BACKGROUND: In Malawi, HIV prevention data are fragmented, managed by different custodians, and are difficult to analyze and interpret nationally and by frontline workers. District, city, and health facility managers have limited views and ownership of HIV data, both within the formal health system and in the community. Despite the importance of social determinants on HIV risk, available data are typically summary statistics without context. This results in underused data and missed opportunities for more targeted and effective prevention activities. We integrated HIV-related data sources into a 'data pipeline' with real-time, web-based, automated analyses and visualizations for decision makers in Blantyre, Malawi.

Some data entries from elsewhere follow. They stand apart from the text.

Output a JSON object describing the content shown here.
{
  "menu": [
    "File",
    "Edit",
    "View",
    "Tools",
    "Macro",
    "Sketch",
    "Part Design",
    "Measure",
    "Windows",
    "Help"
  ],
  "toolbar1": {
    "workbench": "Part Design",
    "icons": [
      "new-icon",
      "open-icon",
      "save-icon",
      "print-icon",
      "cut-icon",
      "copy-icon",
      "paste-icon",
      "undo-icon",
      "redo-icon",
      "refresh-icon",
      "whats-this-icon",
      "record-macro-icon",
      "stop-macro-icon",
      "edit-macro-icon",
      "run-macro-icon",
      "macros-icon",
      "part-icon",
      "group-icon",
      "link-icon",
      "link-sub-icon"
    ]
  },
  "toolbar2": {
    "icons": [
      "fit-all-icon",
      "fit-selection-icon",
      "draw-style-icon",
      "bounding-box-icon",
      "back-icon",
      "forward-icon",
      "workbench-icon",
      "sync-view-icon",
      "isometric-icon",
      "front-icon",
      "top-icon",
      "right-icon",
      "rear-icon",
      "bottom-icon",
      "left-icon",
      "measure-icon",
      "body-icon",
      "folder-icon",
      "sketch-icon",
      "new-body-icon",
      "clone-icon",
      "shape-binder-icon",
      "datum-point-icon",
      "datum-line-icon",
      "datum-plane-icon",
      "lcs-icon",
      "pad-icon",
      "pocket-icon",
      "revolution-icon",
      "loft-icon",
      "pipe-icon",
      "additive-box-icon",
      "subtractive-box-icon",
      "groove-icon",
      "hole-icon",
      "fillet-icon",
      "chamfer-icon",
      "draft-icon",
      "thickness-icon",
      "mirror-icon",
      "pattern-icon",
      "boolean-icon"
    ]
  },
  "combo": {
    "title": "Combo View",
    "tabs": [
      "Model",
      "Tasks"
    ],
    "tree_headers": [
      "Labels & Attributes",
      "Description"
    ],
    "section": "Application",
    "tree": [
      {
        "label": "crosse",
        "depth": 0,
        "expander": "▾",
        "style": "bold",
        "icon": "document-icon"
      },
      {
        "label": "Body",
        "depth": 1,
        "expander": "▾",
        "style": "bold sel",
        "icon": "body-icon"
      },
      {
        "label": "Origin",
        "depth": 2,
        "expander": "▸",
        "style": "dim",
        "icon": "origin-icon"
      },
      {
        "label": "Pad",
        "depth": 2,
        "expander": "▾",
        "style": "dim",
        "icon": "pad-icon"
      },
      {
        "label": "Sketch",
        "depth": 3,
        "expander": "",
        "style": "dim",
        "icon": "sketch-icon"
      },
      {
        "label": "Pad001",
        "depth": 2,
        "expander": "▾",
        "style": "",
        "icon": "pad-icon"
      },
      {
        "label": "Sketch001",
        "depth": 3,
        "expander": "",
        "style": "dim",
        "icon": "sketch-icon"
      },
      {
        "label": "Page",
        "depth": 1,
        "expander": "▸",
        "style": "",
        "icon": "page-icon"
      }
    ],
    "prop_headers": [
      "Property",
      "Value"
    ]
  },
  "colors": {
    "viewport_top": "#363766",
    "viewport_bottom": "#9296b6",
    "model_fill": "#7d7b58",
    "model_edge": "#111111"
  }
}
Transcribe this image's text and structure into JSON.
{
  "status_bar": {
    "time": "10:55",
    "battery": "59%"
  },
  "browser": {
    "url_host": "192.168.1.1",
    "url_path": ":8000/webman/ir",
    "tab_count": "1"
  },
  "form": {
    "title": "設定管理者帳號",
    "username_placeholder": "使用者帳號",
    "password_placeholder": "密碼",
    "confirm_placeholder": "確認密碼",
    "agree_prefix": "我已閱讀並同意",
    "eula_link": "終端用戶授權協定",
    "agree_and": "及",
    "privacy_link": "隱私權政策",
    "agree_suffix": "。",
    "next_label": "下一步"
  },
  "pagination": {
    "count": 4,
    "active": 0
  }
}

DESCRIPTION: We developed the Prevention Adaptive Learning and Management System (PALMS) for Blantyre. PALMS is a data pipeline which leverages the country's existing programmatic, surveillance, research, and donor data sources. As new data are available, PALMS ingests, transforms, analyzes, and visualizes the results. All PALMS development is driven by Blantyre leadership with processes to incorporate feedback, shifting priorities, and new data systems. To improve ease of use, PALMS data are automatically mined to highlight concerning statistics and notify users. Finally, PALMS is developed to 'plug and play' with the national enterprise architecture and is being absorbed by MOH technicians to improve sustainability and facilitate uptake to other interested districts.
LESSONS LEARNED: PALMS was rapidly adopted by decision-makers and used to monitor site performance, anomaly detection, and identify hotspots. Systems notifications are the most popular feature and have helped focus attention on facilities and programs that need the most support. The biggest barriers to PALMS development were not technological, but rather involved navigating the complex data ownership landscape and eliciting and integrating user feedback.
CONCLUSIONS: PALMS will expand to include additional data sources, multi-platform notifications, and interoperate with a new HIV incident management tracker. We believe PALMS will help usher in a new data-driven, event-based surveillance approach to HIV prevention in Blantyre. The PALMS approach can be generalized to other settings and can hone attention and support resource allocation efforts. Such user centered designed, sustainable, and scalable data systems that satisfy user expectations are feasible and desperately needed for HIV programmes throughout Africa.